SOURCE RECORDS:
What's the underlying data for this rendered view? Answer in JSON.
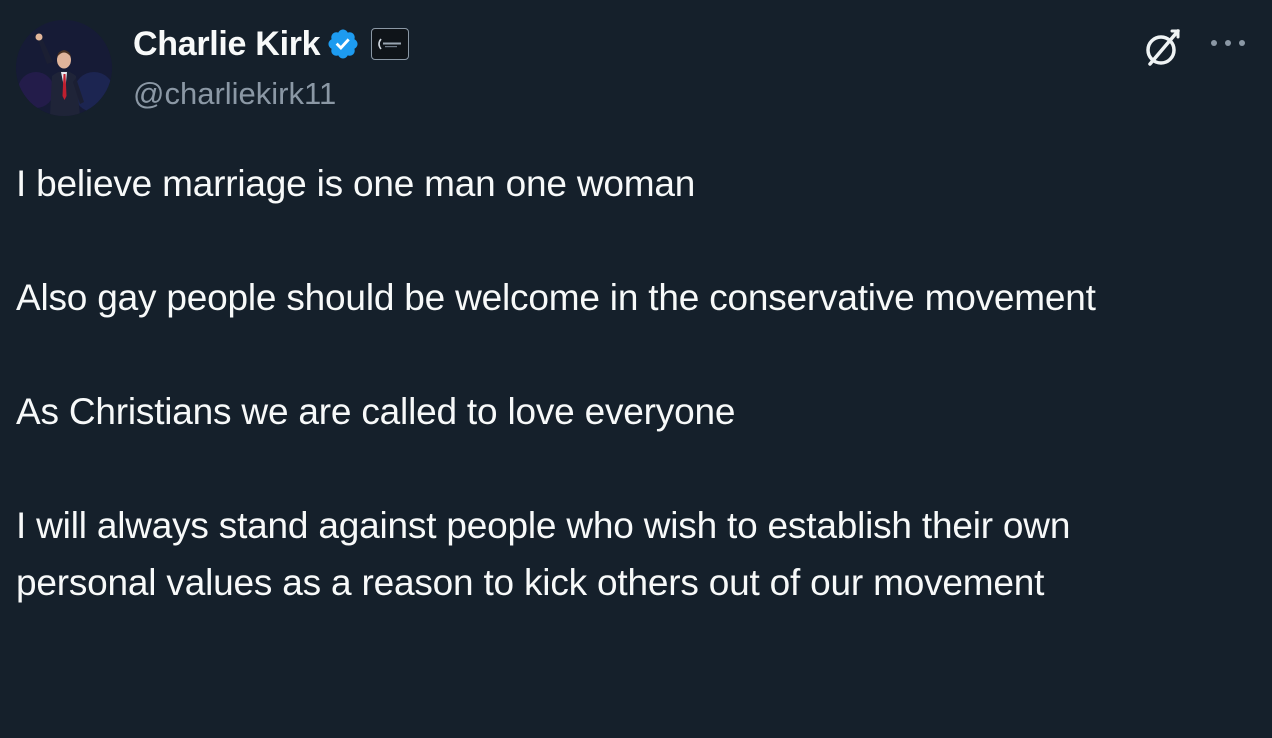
{
  "author": {
    "display_name": "Charlie Kirk",
    "handle": "@charliekirk11",
    "verified": true,
    "verified_icon": "verified-badge-icon",
    "verified_color": "#1d9bf0",
    "affiliate_icon": "organization-affiliate-badge-icon",
    "avatar": "profile-photo"
  },
  "header_actions": {
    "grok_icon": "grok-icon",
    "more_icon": "more-options-icon"
  },
  "tweet": {
    "paragraphs": [
      "I believe marriage is one man one woman",
      "Also gay people should be welcome in the conservative movement",
      "As Christians we are called to love everyone",
      "I will always stand against people who wish to establish their own personal values as a reason to kick others out of our movement"
    ]
  },
  "theme": {
    "background": "#15202b",
    "text_primary": "#f7f9f9",
    "text_secondary": "#8b98a5",
    "accent": "#1d9bf0"
  }
}
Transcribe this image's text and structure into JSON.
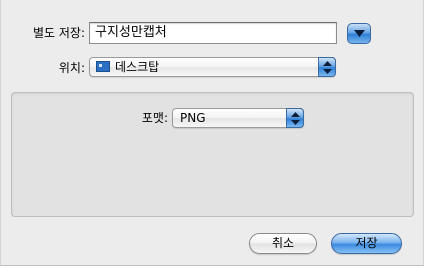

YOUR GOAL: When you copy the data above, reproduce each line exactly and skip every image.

TASK RESULT:
What's the underlying data for this rendered view? Answer in JSON.
{
  "author": {
    "display_name": "Charlie Kirk",
    "handle": "@charliekirk11",
    "verified": true,
    "verified_icon": "verified-badge-icon",
    "verified_color": "#1d9bf0",
    "affiliate_icon": "organization-affiliate-badge-icon",
    "avatar": "profile-photo"
  },
  "header_actions": {
    "grok_icon": "grok-icon",
    "more_icon": "more-options-icon"
  },
  "tweet": {
    "paragraphs": [
      "I believe marriage is one man one woman",
      "Also gay people should be welcome in the conservative movement",
      "As Christians we are called to love everyone",
      "I will always stand against people who wish to establish their own personal values as a reason to kick others out of our movement"
    ]
  },
  "theme": {
    "background": "#15202b",
    "text_primary": "#f7f9f9",
    "text_secondary": "#8b98a5",
    "accent": "#1d9bf0"
  }
}
Transcribe this image's text and structure into JSON.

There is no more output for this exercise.